Happy Christmas And Good Oral Health!
A few festive suggestions to help you look after your teeth and gums in the coming weeks
As this will probably be our last blog until 2021, we thought that we would use it to help you get through the festive season, keeping your teeth and gums in good health. For many of us, this will probably be a completely different Christmas to the ones we have been used to, with gatherings being much smaller or even cancelled altogether. Despite this, it is quite likely that some of us will compensate for what has been a pretty horrible year, with a major ‘blow out’ of festive food and fun.
We are not expecting our Burton patients to be ‘angels’ and we know that more sweets, chocolates, alcohol etc will be consumed in the coming weeks than would normally be the case.
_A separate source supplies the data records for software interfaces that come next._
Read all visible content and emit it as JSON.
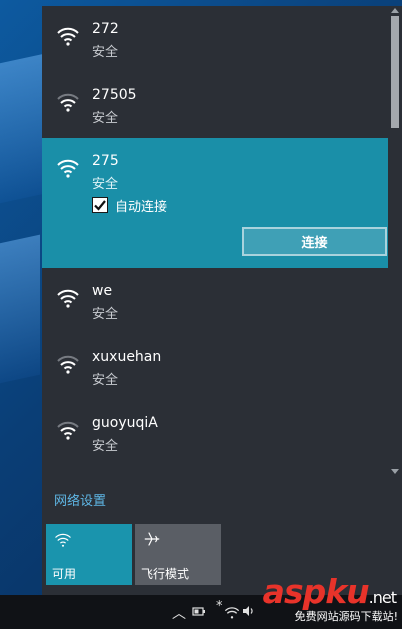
{
  "networks": [
    {
      "ssid": "272",
      "security": "安全",
      "signal": "full"
    },
    {
      "ssid": "27505",
      "security": "安全",
      "signal": "weak"
    },
    {
      "ssid": "275",
      "security": "安全",
      "signal": "full",
      "selected": true,
      "auto_connect_label": "自动连接",
      "auto_connect_checked": true,
      "connect_label": "连接"
    },
    {
      "ssid": "we",
      "security": "安全",
      "signal": "full"
    },
    {
      "ssid": "xuxuehan",
      "security": "安全",
      "signal": "weak"
    },
    {
      "ssid": "guoyuqiA",
      "security": "安全",
      "signal": "weak"
    }
  ],
  "network_settings_label": "网络设置",
  "quick_actions": {
    "wifi": {
      "label": "可用",
      "icon": "wifi-icon"
    },
    "airplane": {
      "label": "飞行模式",
      "icon": "airplane-icon"
    }
  },
  "taskbar": {
    "asterisk": "*"
  },
  "watermark": {
    "logo": "aspku",
    "tld": ".net",
    "tagline": "免费网站源码下载站!"
  },
  "colors": {
    "selected_bg": "#1a8fa8",
    "flyout_bg": "#2b2f36",
    "link": "#5fb7e6",
    "wifi_tile": "#1a94ad"
  }
}
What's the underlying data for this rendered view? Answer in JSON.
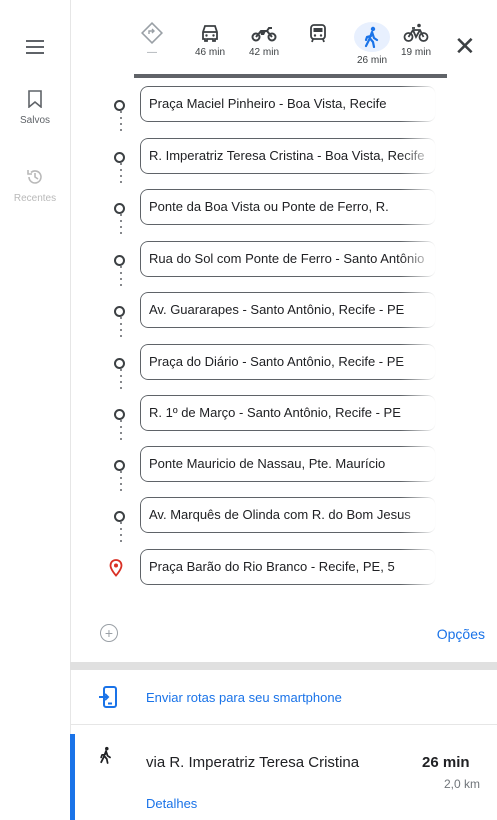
{
  "rail": {
    "menu_icon": "menu-icon",
    "saved": {
      "label": "Salvos",
      "icon": "bookmark-icon"
    },
    "recent": {
      "label": "Recentes",
      "icon": "history-icon"
    }
  },
  "modes": [
    {
      "name": "best",
      "time": "—"
    },
    {
      "name": "drive",
      "time": "46 min"
    },
    {
      "name": "motorcycle",
      "time": "42 min"
    },
    {
      "name": "transit",
      "time": ""
    },
    {
      "name": "walk",
      "time": "26 min",
      "active": true
    },
    {
      "name": "bike",
      "time": "19 min"
    }
  ],
  "close_label": "✕",
  "waypoints": [
    "Praça Maciel Pinheiro - Boa Vista, Recife",
    "R. Imperatriz Teresa Cristina - Boa Vista, Recife",
    "Ponte da Boa Vista ou Ponte de Ferro, R.",
    "Rua do Sol com Ponte de Ferro - Santo Antônio",
    "Av. Guararapes - Santo Antônio, Recife - PE",
    "Praça do Diário - Santo Antônio, Recife - PE",
    "R. 1º de Março - Santo Antônio, Recife - PE",
    "Ponte Mauricio de Nassau, Pte. Maurício",
    "Av. Marquês de Olinda com R. do Bom Jesus",
    "Praça Barão do Rio Branco - Recife, PE, 5"
  ],
  "options_label": "Opções",
  "send_label": "Enviar rotas para seu smartphone",
  "route": {
    "title": "via R. Imperatriz Teresa Cristina",
    "time": "26 min",
    "distance": "2,0 km",
    "details_label": "Detalhes"
  },
  "colors": {
    "accent": "#1a73e8",
    "destination": "#d93025"
  }
}
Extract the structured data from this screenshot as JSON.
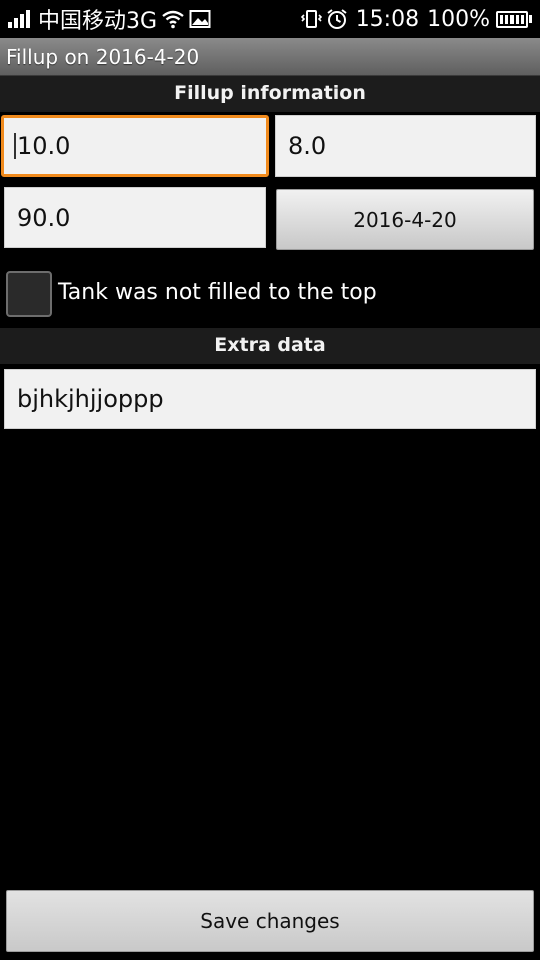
{
  "status_bar": {
    "carrier": "中国移动3G",
    "time": "15:08",
    "battery": "100%",
    "signal_icon": "signal-bars-icon",
    "wifi_icon": "wifi-icon",
    "image_icon": "image-notification-icon",
    "vibrate_icon": "vibrate-icon",
    "alarm_icon": "alarm-clock-icon",
    "battery_icon": "battery-full-icon",
    "battery_level": 1.0
  },
  "title_bar": {
    "title": "Fillup on 2016-4-20"
  },
  "fillup_section": {
    "header": "Fillup information",
    "field_1": {
      "value": "10.0"
    },
    "field_2": {
      "value": "8.0"
    },
    "field_3": {
      "value": "90.0"
    },
    "date_button": "2016-4-20",
    "checkbox": {
      "label": "Tank was not filled to the top",
      "checked": false
    }
  },
  "extra_section": {
    "header": "Extra data",
    "notes": {
      "value": "bjhkjhjjoppp"
    }
  },
  "actions": {
    "save_label": "Save changes"
  },
  "colors": {
    "focus_border": "#f08a1c",
    "background": "#000000",
    "field_background": "#f1f1f1"
  }
}
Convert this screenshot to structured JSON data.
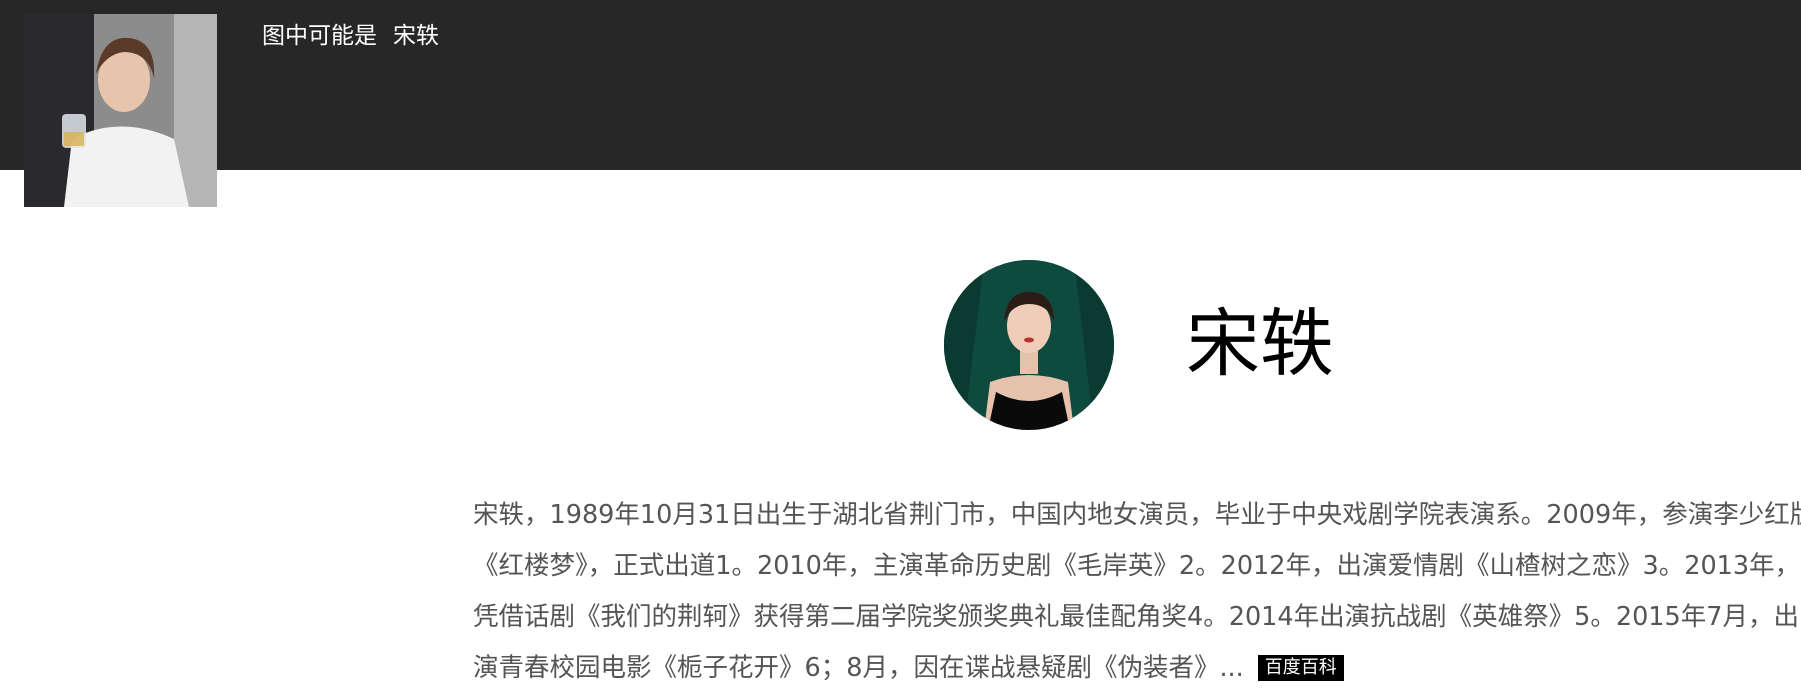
{
  "header": {
    "caption_prefix": "图中可能是",
    "caption_name": "宋轶"
  },
  "entity": {
    "name": "宋轶"
  },
  "description": {
    "lines": [
      "宋轶，1989年10月31日出生于湖北省荆门市，中国内地女演员，毕业于中央戏剧学院表演系。2009年，参演李少红版",
      "《红楼梦》，正式出道1。2010年，主演革命历史剧《毛岸英》2。2012年，出演爱情剧《山楂树之恋》3。2013年，",
      "凭借话剧《我们的荆轲》获得第二届学院奖颁奖典礼最佳配角奖4。2014年出演抗战剧《英雄祭》5。2015年7月，出",
      "演青春校园电影《栀子花开》6；8月，因在谍战悬疑剧《伪装者》..."
    ],
    "source_label": "百度百科"
  },
  "colors": {
    "header_bg": "#272727",
    "avatar_bg": "#0f4a3f",
    "badge_bg": "#000000",
    "text_gray": "#555555"
  }
}
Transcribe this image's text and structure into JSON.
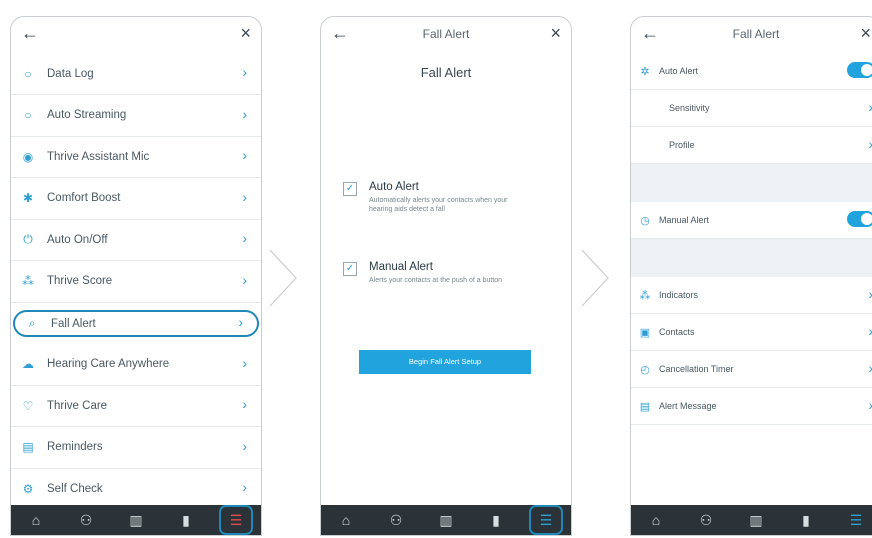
{
  "icons": {
    "back": "←",
    "close": "×",
    "chevron": "›",
    "check": "✓"
  },
  "screen1": {
    "items": [
      {
        "label": "Data Log",
        "icon": "○"
      },
      {
        "label": "Auto Streaming",
        "icon": "○"
      },
      {
        "label": "Thrive Assistant Mic",
        "icon": "◉"
      },
      {
        "label": "Comfort Boost",
        "icon": "✱"
      },
      {
        "label": "Auto On/Off",
        "icon": "⏻"
      },
      {
        "label": "Thrive Score",
        "icon": "⁂"
      },
      {
        "label": "Fall Alert",
        "icon": "⌕"
      },
      {
        "label": "Hearing Care Anywhere",
        "icon": "☁"
      },
      {
        "label": "Thrive Care",
        "icon": "♡"
      },
      {
        "label": "Reminders",
        "icon": "▤"
      },
      {
        "label": "Self Check",
        "icon": "⚙"
      }
    ]
  },
  "screen2": {
    "title": "Fall Alert",
    "heading": "Fall Alert",
    "auto_title": "Auto Alert",
    "auto_desc": "Automatically alerts your contacts when your hearing aids detect a fall",
    "manual_title": "Manual Alert",
    "manual_desc": "Alerts your contacts at the push of a button",
    "button": "Begin Fall Alert Setup"
  },
  "screen3": {
    "title": "Fall Alert",
    "auto_alert": "Auto Alert",
    "sensitivity": "Sensitivity",
    "profile": "Profile",
    "manual_alert": "Manual Alert",
    "indicators": "Indicators",
    "contacts": "Contacts",
    "cancellation_timer": "Cancellation Timer",
    "alert_message": "Alert Message"
  },
  "nav": [
    "⌂",
    "⚇",
    "▥",
    "▮",
    "☰"
  ],
  "colors": {
    "accent": "#21a4dd",
    "navbar": "#2b3338"
  }
}
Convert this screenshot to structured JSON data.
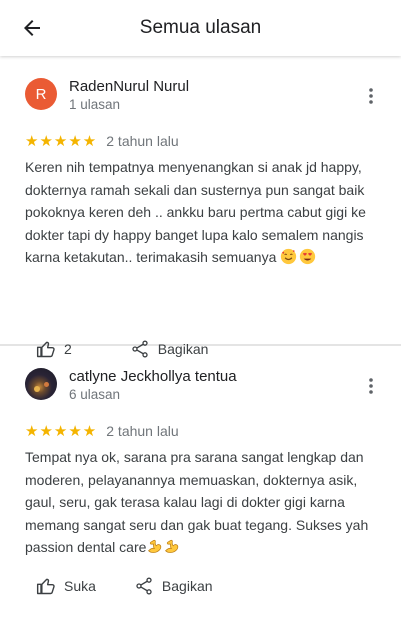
{
  "header": {
    "title": "Semua ulasan",
    "back_icon": "arrow-back-icon"
  },
  "colors": {
    "star": "#f4b400",
    "avatar_r": "#ea5b34",
    "divider": "#e4e4e4",
    "secondary_text": "#70757a"
  },
  "reviews": [
    {
      "avatar_letter": "R",
      "name": "RadenNurul Nurul",
      "sub": "1 ulasan",
      "stars": "★★★★★",
      "rating": 5,
      "date": "2 tahun lalu",
      "text": "Keren nih tempatnya menyenangkan si anak jd happy, dokternya ramah sekali dan susternya pun sangat baik pokoknya keren deh .. ankku baru pertma cabut gigi ke dokter tapi dy happy banget lupa kalo semalem nangis karna ketakutan.. terimakasih semuanya",
      "emojis": [
        "smiling-face-with-hearts-icon",
        "heart-eyes-icon"
      ],
      "like_label": "2",
      "share_label": "Bagikan"
    },
    {
      "avatar_letter": "",
      "name": "catlyne Jeckhollya tentua",
      "sub": "6 ulasan",
      "stars": "★★★★★",
      "rating": 5,
      "date": "2 tahun lalu",
      "text": "Tempat nya ok, sarana pra sarana sangat lengkap dan moderen, pelayanannya memuaskan, dokternya asik, gaul, seru, gak terasa kalau lagi di dokter gigi karna memang sangat seru dan gak buat tegang. Sukses yah passion dental care",
      "emojis": [
        "flexed-biceps-icon",
        "flexed-biceps-icon"
      ],
      "like_label": "Suka",
      "share_label": "Bagikan"
    }
  ]
}
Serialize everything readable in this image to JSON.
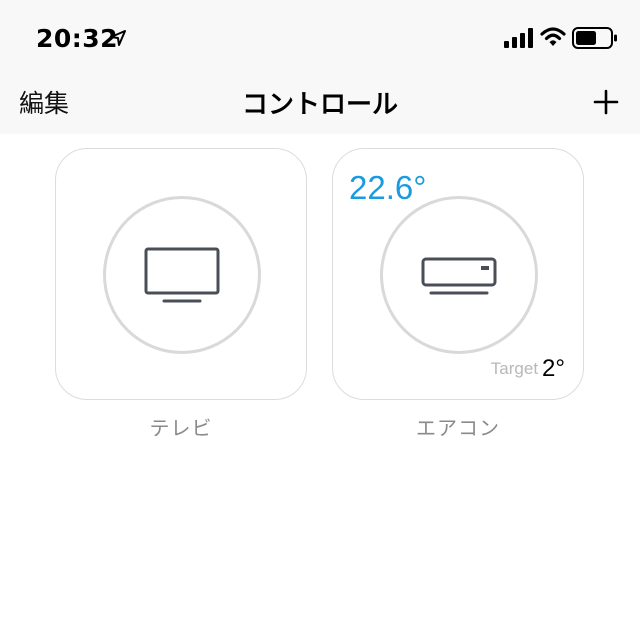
{
  "status_bar": {
    "time": "20:32",
    "icons": [
      "location-arrow-icon",
      "cellular-signal-icon",
      "wifi-icon",
      "battery-icon"
    ]
  },
  "nav": {
    "edit_label": "編集",
    "title": "コントロール",
    "add_icon": "plus-icon"
  },
  "devices": [
    {
      "name": "テレビ",
      "icon": "tv-icon"
    },
    {
      "name": "エアコン",
      "icon": "air-conditioner-icon",
      "current_temperature": "22.6°",
      "target_label": "Target",
      "target_value": "2°"
    }
  ],
  "colors": {
    "accent_temperature": "#1a9be0",
    "icon_gray": "#4a4f57",
    "circle_border": "#d9d9d9",
    "tile_border": "#dcdcdc",
    "header_background": "#f8f8f8"
  }
}
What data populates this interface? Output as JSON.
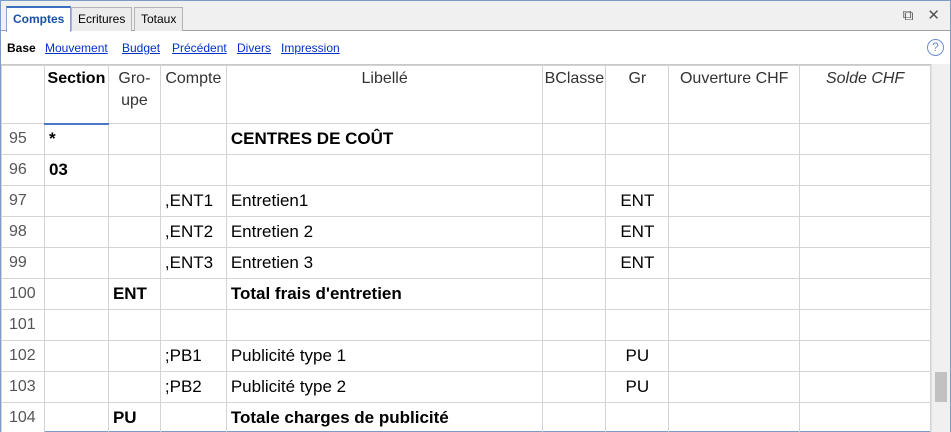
{
  "tabs": [
    "Comptes",
    "Ecritures",
    "Totaux"
  ],
  "active_tab": "Comptes",
  "subnav": [
    "Base",
    "Mouvement",
    "Budget",
    "Précédent",
    "Divers",
    "Impression"
  ],
  "icons": {
    "restore": "restore-window-icon",
    "close": "close-icon",
    "help": "help-icon"
  },
  "colors": {
    "accent": "#3b6fc2",
    "link": "#0033cc",
    "grid_line": "#d4d4d4"
  },
  "columns": [
    "Section",
    "Gro-upe",
    "Compte",
    "Libellé",
    "BClasse",
    "Gr",
    "Ouverture CHF",
    "Solde CHF"
  ],
  "rows": [
    {
      "num": "95",
      "section": "*",
      "groupe": "",
      "compte": "",
      "libelle": "CENTRES DE COÛT",
      "bclasse": "",
      "gr": "",
      "ouverture": "",
      "solde": ""
    },
    {
      "num": "96",
      "section": "03",
      "groupe": "",
      "compte": "",
      "libelle": "",
      "bclasse": "",
      "gr": "",
      "ouverture": "",
      "solde": ""
    },
    {
      "num": "97",
      "section": "",
      "groupe": "",
      "compte": ",ENT1",
      "libelle": "Entretien1",
      "bclasse": "",
      "gr": "ENT",
      "ouverture": "",
      "solde": ""
    },
    {
      "num": "98",
      "section": "",
      "groupe": "",
      "compte": ",ENT2",
      "libelle": "Entretien 2",
      "bclasse": "",
      "gr": "ENT",
      "ouverture": "",
      "solde": ""
    },
    {
      "num": "99",
      "section": "",
      "groupe": "",
      "compte": ",ENT3",
      "libelle": "Entretien 3",
      "bclasse": "",
      "gr": "ENT",
      "ouverture": "",
      "solde": ""
    },
    {
      "num": "100",
      "section": "",
      "groupe": "ENT",
      "compte": "",
      "libelle": "Total frais d'entretien",
      "bclasse": "",
      "gr": "",
      "ouverture": "",
      "solde": ""
    },
    {
      "num": "101",
      "section": "",
      "groupe": "",
      "compte": "",
      "libelle": "",
      "bclasse": "",
      "gr": "",
      "ouverture": "",
      "solde": ""
    },
    {
      "num": "102",
      "section": "",
      "groupe": "",
      "compte": ";PB1",
      "libelle": "Publicité type 1",
      "bclasse": "",
      "gr": "PU",
      "ouverture": "",
      "solde": ""
    },
    {
      "num": "103",
      "section": "",
      "groupe": "",
      "compte": ";PB2",
      "libelle": "Publicité type 2",
      "bclasse": "",
      "gr": "PU",
      "ouverture": "",
      "solde": ""
    },
    {
      "num": "104",
      "section": "",
      "groupe": "PU",
      "compte": "",
      "libelle": "Totale charges de publicité",
      "bclasse": "",
      "gr": "",
      "ouverture": "",
      "solde": ""
    }
  ]
}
The fact is though, that no one wants to spend the festive season nursing a toothache or a damaged tooth.
With that in mind, here are some top festive tips from the team at Mike Allen’s Dental Practice to help you keep your teeth healthy over Christmas and the New Year.
Maintain your teeth cleaning regime
Most of us hopefully brush our teeth twice a day without really giving it a second thought. It has long been a routine which we keep to. Christmas can be quite a disruptive period though, especially if you have children, and it is quite possible that our usual routine quickly goes out of the window.
Although this is understandable, it is important that we do not skip our teeth cleaning routine. Whilst the morning brushing may not pose too many problems, although you may forget in the excitement of opening your presents of course! The evening brushing is likely to be more vulnerable as we become tired after a long day of cooking, entertaining etc and we may feel too tired to brush our teeth and go to bed without having done so. As you will know from our previous blogs, going to sleep with your teeth coated in sugar is a very bad idea and a recipe for disasters including tooth decay and gum disease.
However tired you are, make sure to give your teeth the usual two minute brushing just before you go to bed, and no sneaking that last chocolate afterwards! Also, do try to floss as well. This is a great way of removing pieces of food that have become trapped between your teeth.
Go steady with the chocolates
Well, there is no need to hide them exactly. We know that most people will eat more chocolate than usual at Christmas. It is a good idea though to keep them out of easy reach. If they are too close to you, you may find yourself continually ‘dipping’ into them whilst you watch an afternoon film with the kids (if they don’t eat them all first of course). By keeping them that little bit further away, you are likely to eat less of them as you would have to make an effort to get up to get one.
It is also worth remembering that it is better to eat say 10 sweets in a short time than it is to ‘graze’ the same number over a longer period of time. Although the same amount of sugar would be consumed, eating them in a short period of time allows your mouth to recover and the acid levels in your mouth to balance again. ‘Grazing’ means that your teeth simply don’t get a chance to recover before you eat the next one.
Beware of excess alcohol
Whether it be wine, beer or whisky, alcohol is generally not great for your oral health. Like most things though, if consumed in moderation, and you clean your teeth, it shouldn’t be a major problem. It is worth remembering three things that can go wrong if you drink too much alcohol though.
- You are likely to feel more tired and are much more likely therefore to forget or to skip cleaning your teeth at night
- Alcohol consumption often leads to a dry mouth and this, in turn, increases the likelihood of gum disease
- The risk of accidents are greatly increased if you have had too much alcohol. A fall or collision with another object could see you seeking an emergency dental appointment for a badly broken tooth.
Don’t start smoking
If you have previously been a smoker (and even if you haven’t), don’t be tempted when the ‘Christmas cigars’ are offered around. It may, or may not be a part of your family tradition, but one taste of a cigar may well act as a trigger to start you smoking again. Most ex smokers know how hard it can be to stop, and with smoking being a major contributor to both gum disease and oral cancer, it simply isn’t worth the risk.
Cheese and water
Finally, two little tips that can really help your teeth this Christmas and are not things that you need to be ‘denied’.
Firstly, whether you drink alcohol or not, try to drink plenty of water throughout the day, This will help to fight off tiredness and also help to wash some of those excess sugars from your teeth and gums.
Secondly, try finishing your meals with a small piece of cheese. This is a great way of reducing the acidity levels of your mouth and will help to protect your teeth and gums.
We hope that our Burton patients have a great Xmas and New Year and the team at Mike Allen’s Dental Practice look forward to seeing you in the New Year.Google+